  8. Cole

    Cole Amateur Taxidermist

    For the record, I would NOT dorsal cut a bobcat. Ventral is a much better option for cats.
     
  9. Amy

    Amy Mammal artist

    Cole, I guess it depends on the fur length of the cat? In my (personal) opinion, dorsal is so much easier to work with. I hate working with a ventral or cased skin!! BUT I don't think dorsal would be the way to go with a very short haired, slick cat. Or if someone isn't good at nice, tight stitching.
     
  10. Cole

    Cole Amateur Taxidermist

    I must not be good at nice tight stitching. If a bobcat has been dorsal skinned I can usually tell by looking, and if I can tell by looking...that's a problem. I can mount either in about the same amount of time, but I've had plenty of practice. It probably did take me a little longer when I first started.
     
  11. woakley144

    woakley144 Active Member

    Go to youtube.com and search Brian Hendricks taxidermy, Pickle to thaw. He has made some FREE videos on how to skin a bobcat.
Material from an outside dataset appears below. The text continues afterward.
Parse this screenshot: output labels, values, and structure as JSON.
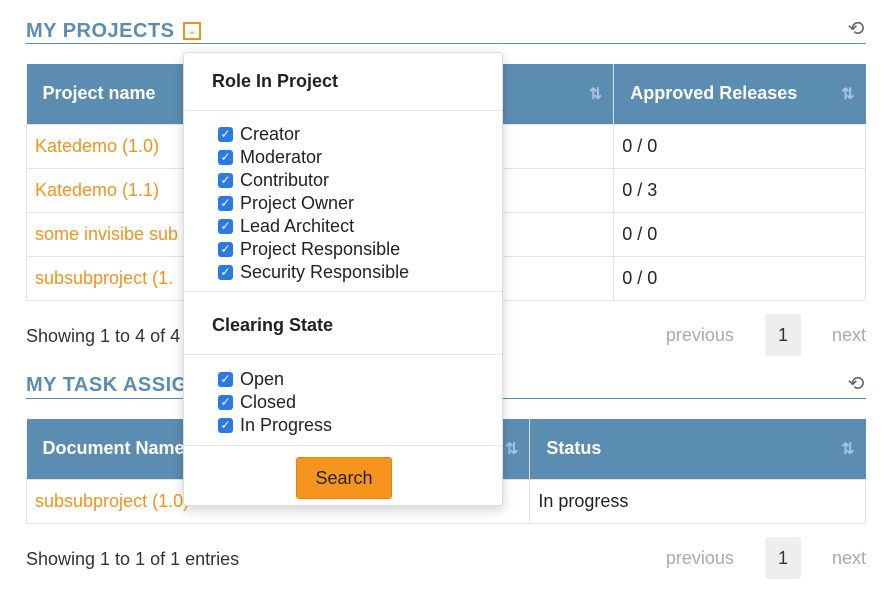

I used the method and really liked it! and there will be minimal sewing when I mount.